Recent legal cases show why physicians need to remain buttoned-up tight when it comes to the legal side of practicing medicine.
Several recent fines and jail sentences underscore the importance of physicians being above board in claim submissions and prescribing habits.
Every physician knows that certain actions lead to civil and criminal liability. Among the top actions are inappropriate prescribing (especially of medically unnecessary controlled substances); violating Stark and Anti-kickback Laws; not being HIPAA/HITECH Act compliant, and submitting fraudulent claims for reimbursement. Needless to say, the recent actions fall within these same categories. Here are some of the highlights, which should serve as a gut check for physicians.
•In Detroit, Dr. Abdul Haq, plead guilty to conspiring to commit healthcare fraud.
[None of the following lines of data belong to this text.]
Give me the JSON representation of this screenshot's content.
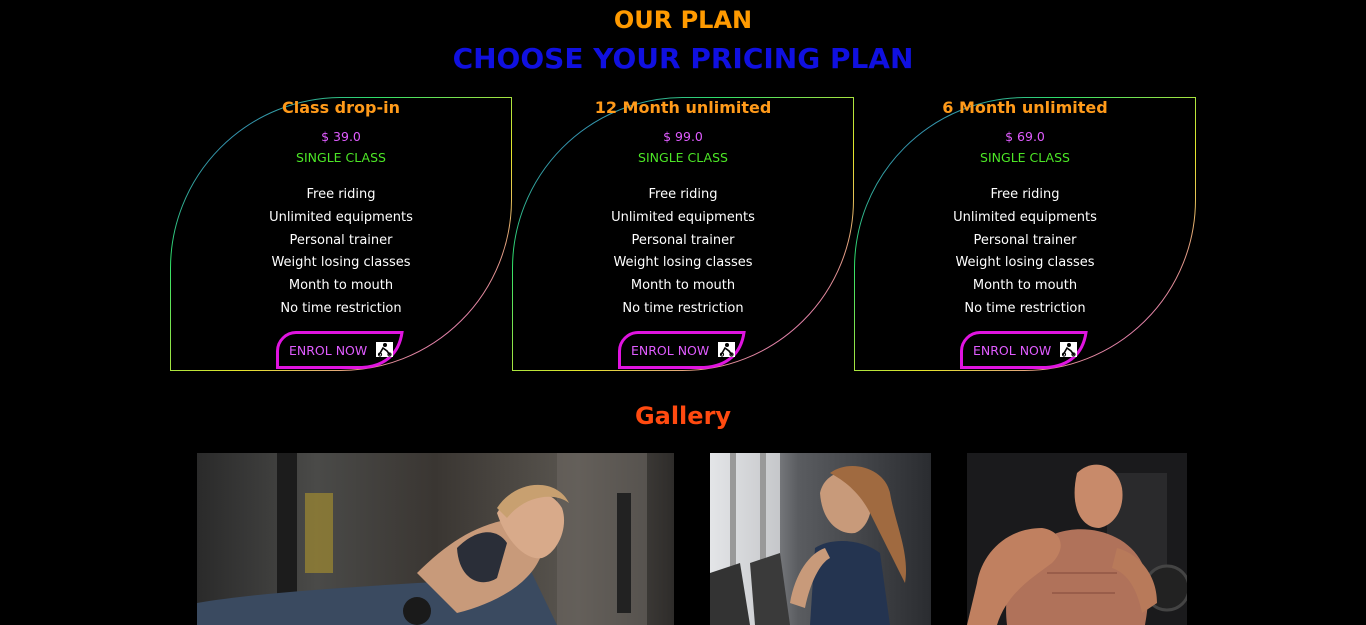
{
  "header": {
    "eyebrow": "OUR PLAN",
    "headline": "CHOOSE YOUR PRICING PLAN"
  },
  "colors": {
    "eyebrow": "#ff9a00",
    "headline": "#1010e0",
    "card_title": "#ff9a1a",
    "price": "#e05cff",
    "plan_type": "#4ce626",
    "feature": "#ffffff",
    "enrol_border": "#e014e0",
    "enrol_text": "#e05cff",
    "gallery_title": "#ff4a10"
  },
  "plans": [
    {
      "name": "Class drop-in",
      "price": "$ 39.0",
      "type": "SINGLE CLASS",
      "features": [
        "Free riding",
        "Unlimited equipments",
        "Personal trainer",
        "Weight losing classes",
        "Month to mouth",
        "No time restriction"
      ],
      "cta": "ENROL NOW",
      "cta_icon": "rider-icon"
    },
    {
      "name": "12 Month unlimited",
      "price": "$ 99.0",
      "type": "SINGLE CLASS",
      "features": [
        "Free riding",
        "Unlimited equipments",
        "Personal trainer",
        "Weight losing classes",
        "Month to mouth",
        "No time restriction"
      ],
      "cta": "ENROL NOW",
      "cta_icon": "rider-icon"
    },
    {
      "name": "6 Month unlimited",
      "price": "$ 69.0",
      "type": "SINGLE CLASS",
      "features": [
        "Free riding",
        "Unlimited equipments",
        "Personal trainer",
        "Weight losing classes",
        "Month to mouth",
        "No time restriction"
      ],
      "cta": "ENROL NOW",
      "cta_icon": "rider-icon"
    }
  ],
  "gallery": {
    "title": "Gallery",
    "images": [
      {
        "subject": "woman doing push-ups on handles in gym"
      },
      {
        "subject": "woman with ponytail on treadmill in gym"
      },
      {
        "subject": "muscular bald man doing bicep curl"
      }
    ]
  }
}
Specifically, he conspired with the owner of Tri-county Network and others to "prescribe medically unnecessary controlled substances, including Oxycodone, Hydrocodone, and Opana to Medicare beneficiaries." Furthermore, medically unnecessary procedures, such as injections into the facet joint, were performed and submitted for payment.
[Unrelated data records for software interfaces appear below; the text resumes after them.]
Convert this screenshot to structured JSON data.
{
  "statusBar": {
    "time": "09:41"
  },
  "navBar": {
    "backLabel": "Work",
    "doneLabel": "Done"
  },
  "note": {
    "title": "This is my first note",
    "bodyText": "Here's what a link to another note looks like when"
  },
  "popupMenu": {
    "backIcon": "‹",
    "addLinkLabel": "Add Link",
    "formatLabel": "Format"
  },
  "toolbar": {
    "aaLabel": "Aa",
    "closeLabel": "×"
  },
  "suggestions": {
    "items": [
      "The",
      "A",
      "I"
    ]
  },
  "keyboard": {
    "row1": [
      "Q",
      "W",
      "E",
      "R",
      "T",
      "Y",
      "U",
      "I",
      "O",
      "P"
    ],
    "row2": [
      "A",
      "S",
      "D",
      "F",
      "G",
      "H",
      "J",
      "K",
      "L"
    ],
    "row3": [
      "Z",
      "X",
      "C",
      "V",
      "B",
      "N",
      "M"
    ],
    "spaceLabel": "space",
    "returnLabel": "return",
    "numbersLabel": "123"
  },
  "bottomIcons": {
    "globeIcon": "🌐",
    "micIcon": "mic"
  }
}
•In Los Angeles, the owner and operator of Angeleno Clinic was sentenced to 37 months in prison for prescribing and billing Medicare for medically unnecessary services and equipment.
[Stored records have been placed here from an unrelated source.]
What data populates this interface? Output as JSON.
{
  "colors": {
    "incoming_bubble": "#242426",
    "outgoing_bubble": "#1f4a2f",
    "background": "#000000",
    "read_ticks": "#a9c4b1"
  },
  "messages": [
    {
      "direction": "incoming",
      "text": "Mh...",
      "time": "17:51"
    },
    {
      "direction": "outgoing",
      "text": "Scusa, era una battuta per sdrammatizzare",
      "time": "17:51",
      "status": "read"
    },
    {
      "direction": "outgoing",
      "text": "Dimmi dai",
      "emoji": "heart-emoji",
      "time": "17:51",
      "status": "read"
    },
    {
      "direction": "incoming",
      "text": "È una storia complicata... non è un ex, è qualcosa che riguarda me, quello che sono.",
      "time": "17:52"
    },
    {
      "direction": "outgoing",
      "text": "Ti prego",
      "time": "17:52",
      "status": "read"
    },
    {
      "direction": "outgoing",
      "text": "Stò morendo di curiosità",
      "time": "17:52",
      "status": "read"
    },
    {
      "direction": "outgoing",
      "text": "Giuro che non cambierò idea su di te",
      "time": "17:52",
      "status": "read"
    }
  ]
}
•In Mississippi, Dr. Harold Peltan was arrested after being indicted by a grand jury on 17 counts of Medicare fraud.
Other actions that resulted in health care providers (e.g., hospitals) on the hot seat include violations of the Controlled Substances Act and Medicare fraud for medically unnecessary treatments, which were submitted to the government for payment.
For example, Appalachian Regional Healthcare, Inc. paid a fine to settle a law suit that was filed in 2016 by the United States Department of Justice that it "knowingly filled fraudulent prescriptions for Schedule IV stimulants" and failed to keep adequate records.
As for HIPAA and the HITECH Act violations, 2017 started with a surge of fines that ranged from cases including overlooking risks to not having a business associate agreement to violating the privacy rule. According to the HHS website, there has not been an announcement since May 23, 2017. One never knows what is brewing behind the scenes or when the next flurry of activity will surface. Hence, it is always prudent to make sure that one's practice is complaint with HIPAA and the HITECH Act.
In summary, physicians should be honest and complaint. Doing so may enable a physician to avoid civil and/or criminal penalties.